** DATA TO PROCESS follows **

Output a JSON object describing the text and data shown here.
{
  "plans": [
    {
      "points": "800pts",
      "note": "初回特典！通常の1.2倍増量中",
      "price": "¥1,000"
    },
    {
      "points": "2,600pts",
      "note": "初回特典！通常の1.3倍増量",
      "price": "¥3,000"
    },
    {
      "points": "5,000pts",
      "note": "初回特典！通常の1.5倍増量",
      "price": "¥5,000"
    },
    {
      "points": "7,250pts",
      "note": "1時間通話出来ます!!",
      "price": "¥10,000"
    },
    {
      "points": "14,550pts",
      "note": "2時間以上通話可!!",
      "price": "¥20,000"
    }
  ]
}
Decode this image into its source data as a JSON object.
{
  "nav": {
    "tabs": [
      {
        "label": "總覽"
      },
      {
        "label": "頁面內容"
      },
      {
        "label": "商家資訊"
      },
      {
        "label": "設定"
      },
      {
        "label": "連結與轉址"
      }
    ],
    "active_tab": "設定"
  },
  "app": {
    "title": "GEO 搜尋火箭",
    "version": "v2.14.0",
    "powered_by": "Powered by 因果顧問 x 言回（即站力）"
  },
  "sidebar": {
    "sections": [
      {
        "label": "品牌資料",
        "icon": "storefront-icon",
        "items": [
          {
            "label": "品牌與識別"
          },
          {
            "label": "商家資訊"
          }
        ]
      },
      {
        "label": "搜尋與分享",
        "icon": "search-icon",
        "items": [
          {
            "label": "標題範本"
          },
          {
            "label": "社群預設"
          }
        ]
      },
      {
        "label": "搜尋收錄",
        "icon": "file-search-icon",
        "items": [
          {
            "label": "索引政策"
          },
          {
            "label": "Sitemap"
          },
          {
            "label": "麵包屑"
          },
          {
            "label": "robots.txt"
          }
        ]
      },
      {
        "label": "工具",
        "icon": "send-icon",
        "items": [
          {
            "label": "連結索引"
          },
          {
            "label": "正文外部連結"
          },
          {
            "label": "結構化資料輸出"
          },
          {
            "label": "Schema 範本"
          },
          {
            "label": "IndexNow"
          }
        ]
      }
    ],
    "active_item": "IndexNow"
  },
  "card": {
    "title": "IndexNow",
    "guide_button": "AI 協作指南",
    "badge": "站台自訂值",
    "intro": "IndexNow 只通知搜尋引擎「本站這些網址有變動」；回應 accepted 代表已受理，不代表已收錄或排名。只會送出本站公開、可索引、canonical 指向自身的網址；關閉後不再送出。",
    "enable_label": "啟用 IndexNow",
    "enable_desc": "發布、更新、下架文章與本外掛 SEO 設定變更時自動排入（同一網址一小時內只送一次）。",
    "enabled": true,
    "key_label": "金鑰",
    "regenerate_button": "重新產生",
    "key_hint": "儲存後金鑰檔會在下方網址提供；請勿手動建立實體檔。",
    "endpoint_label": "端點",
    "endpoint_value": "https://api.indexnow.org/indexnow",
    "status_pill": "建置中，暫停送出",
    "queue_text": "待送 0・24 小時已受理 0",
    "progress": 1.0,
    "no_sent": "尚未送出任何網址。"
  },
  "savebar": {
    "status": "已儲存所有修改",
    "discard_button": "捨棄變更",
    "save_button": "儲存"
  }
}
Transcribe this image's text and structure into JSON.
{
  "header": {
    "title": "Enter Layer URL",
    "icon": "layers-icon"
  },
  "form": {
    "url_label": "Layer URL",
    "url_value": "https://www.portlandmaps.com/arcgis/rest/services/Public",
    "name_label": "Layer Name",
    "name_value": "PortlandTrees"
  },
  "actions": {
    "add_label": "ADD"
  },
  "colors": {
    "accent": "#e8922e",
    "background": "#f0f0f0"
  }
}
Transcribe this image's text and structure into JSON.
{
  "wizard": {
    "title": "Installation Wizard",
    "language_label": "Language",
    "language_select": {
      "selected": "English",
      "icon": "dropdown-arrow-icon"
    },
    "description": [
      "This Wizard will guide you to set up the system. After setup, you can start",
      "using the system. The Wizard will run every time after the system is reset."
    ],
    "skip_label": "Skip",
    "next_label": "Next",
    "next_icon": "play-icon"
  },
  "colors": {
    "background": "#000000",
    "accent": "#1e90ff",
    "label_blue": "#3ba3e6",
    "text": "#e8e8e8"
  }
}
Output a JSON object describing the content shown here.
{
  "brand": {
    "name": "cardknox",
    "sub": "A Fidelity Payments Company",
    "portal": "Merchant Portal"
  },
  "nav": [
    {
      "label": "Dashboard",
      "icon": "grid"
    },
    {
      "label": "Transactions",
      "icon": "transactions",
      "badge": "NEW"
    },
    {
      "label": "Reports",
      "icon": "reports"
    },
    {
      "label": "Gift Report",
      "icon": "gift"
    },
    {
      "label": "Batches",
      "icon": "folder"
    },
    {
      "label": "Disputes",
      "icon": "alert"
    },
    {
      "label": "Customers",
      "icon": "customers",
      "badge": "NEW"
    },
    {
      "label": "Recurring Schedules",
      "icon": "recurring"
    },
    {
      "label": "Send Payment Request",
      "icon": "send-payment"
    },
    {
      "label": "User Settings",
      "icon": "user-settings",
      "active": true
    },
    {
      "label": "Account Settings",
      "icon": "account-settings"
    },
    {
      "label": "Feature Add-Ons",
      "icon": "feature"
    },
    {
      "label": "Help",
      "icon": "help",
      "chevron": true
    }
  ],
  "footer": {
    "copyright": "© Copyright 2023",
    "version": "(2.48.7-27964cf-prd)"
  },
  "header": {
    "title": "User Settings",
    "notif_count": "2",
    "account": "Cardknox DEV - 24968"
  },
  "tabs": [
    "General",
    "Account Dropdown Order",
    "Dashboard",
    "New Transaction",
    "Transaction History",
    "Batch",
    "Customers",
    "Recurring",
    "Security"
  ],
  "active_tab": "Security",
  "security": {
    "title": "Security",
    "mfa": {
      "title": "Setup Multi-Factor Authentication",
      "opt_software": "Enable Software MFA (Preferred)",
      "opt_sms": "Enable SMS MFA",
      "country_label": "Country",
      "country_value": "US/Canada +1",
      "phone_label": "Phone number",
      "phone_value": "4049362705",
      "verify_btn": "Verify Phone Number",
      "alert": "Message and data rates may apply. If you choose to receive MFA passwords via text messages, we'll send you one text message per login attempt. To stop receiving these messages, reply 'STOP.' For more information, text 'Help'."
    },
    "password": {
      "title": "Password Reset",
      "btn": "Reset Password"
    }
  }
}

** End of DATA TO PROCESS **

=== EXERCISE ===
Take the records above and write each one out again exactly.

=== YOUR RESPONSE ===
Output a JSON object describing the text and data shown here.
{
  "plans": [
    {
      "points": "800pts",
      "note": "初回特典！通常の1.2倍増量中",
      "price": "¥1,000"
    },
    {
      "points": "2,600pts",
      "note": "初回特典！通常の1.3倍増量",
      "price": "¥3,000"
    },
    {
      "points": "5,000pts",
      "note": "初回特典！通常の1.5倍増量",
      "price": "¥5,000"
    },
    {
      "points": "7,250pts",
      "note": "1時間通話出来ます!!",
      "price": "¥10,000"
    },
    {
      "points": "14,550pts",
      "note": "2時間以上通話可!!",
      "price": "¥20,000"
    }
  ]
}
Decode this image into its source data as a JSON object.
{
  "nav": {
    "tabs": [
      {
        "label": "總覽"
      },
      {
        "label": "頁面內容"
      },
      {
        "label": "商家資訊"
      },
      {
        "label": "設定"
      },
      {
        "label": "連結與轉址"
      }
    ],
    "active_tab": "設定"
  },
  "app": {
    "title": "GEO 搜尋火箭",
    "version": "v2.14.0",
    "powered_by": "Powered by 因果顧問 x 言回（即站力）"
  },
  "sidebar": {
    "sections": [
      {
        "label": "品牌資料",
        "icon": "storefront-icon",
        "items": [
          {
            "label": "品牌與識別"
          },
          {
            "label": "商家資訊"
          }
        ]
      },
      {
        "label": "搜尋與分享",
        "icon": "search-icon",
        "items": [
          {
            "label": "標題範本"
          },
          {
            "label": "社群預設"
          }
        ]
      },
      {
        "label": "搜尋收錄",
        "icon": "file-search-icon",
        "items": [
          {
            "label": "索引政策"
          },
          {
            "label": "Sitemap"
          },
          {
            "label": "麵包屑"
          },
          {
            "label": "robots.txt"
          }
        ]
      },
      {
        "label": "工具",
        "icon": "send-icon",
        "items": [
          {
            "label": "連結索引"
          },
          {
            "label": "正文外部連結"
          },
          {
            "label": "結構化資料輸出"
          },
          {
            "label": "Schema 範本"
          },
          {
            "label": "IndexNow"
          }
        ]
      }
    ],
    "active_item": "IndexNow"
  },
  "card": {
    "title": "IndexNow",
    "guide_button": "AI 協作指南",
    "badge": "站台自訂值",
    "intro": "IndexNow 只通知搜尋引擎「本站這些網址有變動」；回應 accepted 代表已受理，不代表已收錄或排名。只會送出本站公開、可索引、canonical 指向自身的網址；關閉後不再送出。",
    "enable_label": "啟用 IndexNow",
    "enable_desc": "發布、更新、下架文章與本外掛 SEO 設定變更時自動排入（同一網址一小時內只送一次）。",
    "enabled": true,
    "key_label": "金鑰",
    "regenerate_button": "重新產生",
    "key_hint": "儲存後金鑰檔會在下方網址提供；請勿手動建立實體檔。",
    "endpoint_label": "端點",
    "endpoint_value": "https://api.indexnow.org/indexnow",
    "status_pill": "建置中，暫停送出",
    "queue_text": "待送 0・24 小時已受理 0",
    "progress": 1.0,
    "no_sent": "尚未送出任何網址。"
  },
  "savebar": {
    "status": "已儲存所有修改",
    "discard_button": "捨棄變更",
    "save_button": "儲存"
  }
}
Transcribe this image's text and structure into JSON.
{
  "header": {
    "title": "Enter Layer URL",
    "icon": "layers-icon"
  },
  "form": {
    "url_label": "Layer URL",
    "url_value": "https://www.portlandmaps.com/arcgis/rest/services/Public",
    "name_label": "Layer Name",
    "name_value": "PortlandTrees"
  },
  "actions": {
    "add_label": "ADD"
  },
  "colors": {
    "accent": "#e8922e",
    "background": "#f0f0f0"
  }
}
Transcribe this image's text and structure into JSON.
{
  "wizard": {
    "title": "Installation Wizard",
    "language_label": "Language",
    "language_select": {
      "selected": "English",
      "icon": "dropdown-arrow-icon"
    },
    "description": [
      "This Wizard will guide you to set up the system. After setup, you can start",
      "using the system. The Wizard will run every time after the system is reset."
    ],
    "skip_label": "Skip",
    "next_label": "Next",
    "next_icon": "play-icon"
  },
  "colors": {
    "background": "#000000",
    "accent": "#1e90ff",
    "label_blue": "#3ba3e6",
    "text": "#e8e8e8"
  }
}
Output a JSON object describing the content shown here.
{
  "brand": {
    "name": "cardknox",
    "sub": "A Fidelity Payments Company",
    "portal": "Merchant Portal"
  },
  "nav": [
    {
      "label": "Dashboard",
      "icon": "grid"
    },
    {
      "label": "Transactions",
      "icon": "transactions",
      "badge": "NEW"
    },
    {
      "label": "Reports",
      "icon": "reports"
    },
    {
      "label": "Gift Report",
      "icon": "gift"
    },
    {
      "label": "Batches",
      "icon": "folder"
    },
    {
      "label": "Disputes",
      "icon": "alert"
    },
    {
      "label": "Customers",
      "icon": "customers",
      "badge": "NEW"
    },
    {
      "label": "Recurring Schedules",
      "icon": "recurring"
    },
    {
      "label": "Send Payment Request",
      "icon": "send-payment"
    },
    {
      "label": "User Settings",
      "icon": "user-settings",
      "active": true
    },
    {
      "label": "Account Settings",
      "icon": "account-settings"
    },
    {
      "label": "Feature Add-Ons",
      "icon": "feature"
    },
    {
      "label": "Help",
      "icon": "help",
      "chevron": true
    }
  ],
  "footer": {
    "copyright": "© Copyright 2023",
    "version": "(2.48.7-27964cf-prd)"
  },
  "header": {
    "title": "User Settings",
    "notif_count": "2",
    "account": "Cardknox DEV - 24968"
  },
  "tabs": [
    "General",
    "Account Dropdown Order",
    "Dashboard",
    "New Transaction",
    "Transaction History",
    "Batch",
    "Customers",
    "Recurring",
    "Security"
  ],
  "active_tab": "Security",
  "security": {
    "title": "Security",
    "mfa": {
      "title": "Setup Multi-Factor Authentication",
      "opt_software": "Enable Software MFA (Preferred)",
      "opt_sms": "Enable SMS MFA",
      "country_label": "Country",
      "country_value": "US/Canada +1",
      "phone_label": "Phone number",
      "phone_value": "4049362705",
      "verify_btn": "Verify Phone Number",
      "alert": "Message and data rates may apply. If you choose to receive MFA passwords via text messages, we'll send you one text message per login attempt. To stop receiving these messages, reply 'STOP.' For more information, text 'Help'."
    },
    "password": {
      "title": "Password Reset",
      "btn": "Reset Password"
    }
  }
}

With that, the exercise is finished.